Earlier this year, Bill C-24 came into effect, which many have criticized as creating a two-tiered citizenship system. Under this bill, it becomes possible to strip dual citizens and naturalized Canadians of citizenship if they are convicted of serious crimes in Canada or abroad. Canadians who become citizens under Bill C-24 can also lose citizenship if they fail to display sufficient intent to reside in Canada. However, the government’s interpretation of dual citizenship has proved itself to be extremely broad, given their revocation of Saad Gaya’s citizenship. Despite his having been born in Canada to parents who are Canadian citizens (having given up their Pakistani citizenship), none of whom have applied (or re-applied) for that citizenship, the onus is upon him to prove that he is not a Pakistani citizen.
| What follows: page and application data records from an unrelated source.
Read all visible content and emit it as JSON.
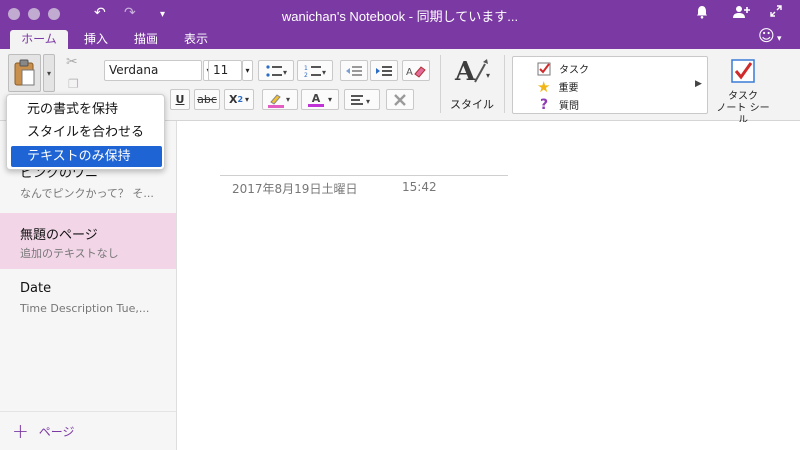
{
  "window": {
    "title": "wanichan's Notebook - 同期しています..."
  },
  "tabs": [
    {
      "label": "ホーム"
    },
    {
      "label": "挿入"
    },
    {
      "label": "描画"
    },
    {
      "label": "表示"
    }
  ],
  "ribbon": {
    "font_name": "Verdana",
    "font_size": "11",
    "underline_label": "U",
    "strike_label": "abc",
    "subscript_label": "X",
    "subscript_sub": "2",
    "font_color_label": "A",
    "style_label": "スタイル",
    "tags": [
      {
        "label": "タスク",
        "icon": "checkbox-icon"
      },
      {
        "label": "重要",
        "icon": "star-icon"
      },
      {
        "label": "質問",
        "icon": "question-icon"
      }
    ],
    "task_button_label_line1": "タスク",
    "task_button_label_line2": "ノート シール",
    "accent_color": "#7b3aa3"
  },
  "paste_menu": {
    "items": [
      {
        "label": "元の書式を保持"
      },
      {
        "label": "スタイルを合わせる"
      },
      {
        "label": "テキストのみ保持"
      }
    ],
    "selected_index": 2
  },
  "pages": [
    {
      "title": "ピンクのワニ",
      "subtitle": "なんでピンクかって？ そ..."
    },
    {
      "title": "無題のページ",
      "subtitle": "追加のテキストなし"
    },
    {
      "title": "Date",
      "subtitle": "Time  Description  Tue,..."
    }
  ],
  "selected_page_index": 1,
  "add_page_label": "ページ",
  "note": {
    "date": "2017年8月19日土曜日",
    "time": "15:42"
  }
}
A phrase used by Harper more recently, during the Globe and Mail debate in September, has also been seen as an instance of dog whistle politics. In discussing whether or not his government had taken health care away from immigrants and refugees, Harper said, “We do not offer them a better health plan than the ordinary Canadian can receive. That’s something new and existing and old stock Canadians agree with.” The phrase “old stock Canadian” was something for which he was quickly called out by the Liberal Party on Twitter. When asked to clarify later, Harper suggested that he was referring to Canadians who have been the descendants of immigrants for one or more generations. (Though given the appalling treatment of indigenous people by the Canadian government, and Harper’s own dismissal of missing and murdered indigenous women, this clarification seems to make the whole thing even worse.)
There has also been a Conservative attempt to overturn a Supreme Court ruling that women are allowed to wear face coverings such as niqabs at citizenship ceremonies. This has been centred around the case of Zunera Ishaq, who successfully fought for the right to wear her niqab during her citizenship oath, just in time to vote in the upcoming election. But just on the heels of the Conservative loss in this case came a statement saying that the Conservatives would seek to establish an RCMP tip line for the reporting of “barbaric cultural practices.” The cultural practices in this case are acts such as child marriage and honour killings, which are already illegal under Canadian law. While this idea has gathered some satirical responses, it does have plenty of support in the Conservatives’ base.
As a response to the current tactics being used by the Harper government, an open letter drafted by four Canadian academics, but signed by almost six hundred more, was published in the Ottawa Citizen and has been picked up other mainstream news sources, such as the CBC.
Jennifer Morton, currently professor at City College of New York and research fellow at Princeton, is working on a book project about the challenges faced by students from low-income and/or minority backgrounds. Please help her with this by sharing stories of these challenges with her, or encouraging others to share their stories. She and many of her CCNY students fit this profile, but she would like to hear from more people.
You can find more information about her project at her website. http://jennifermmorton.com/stories/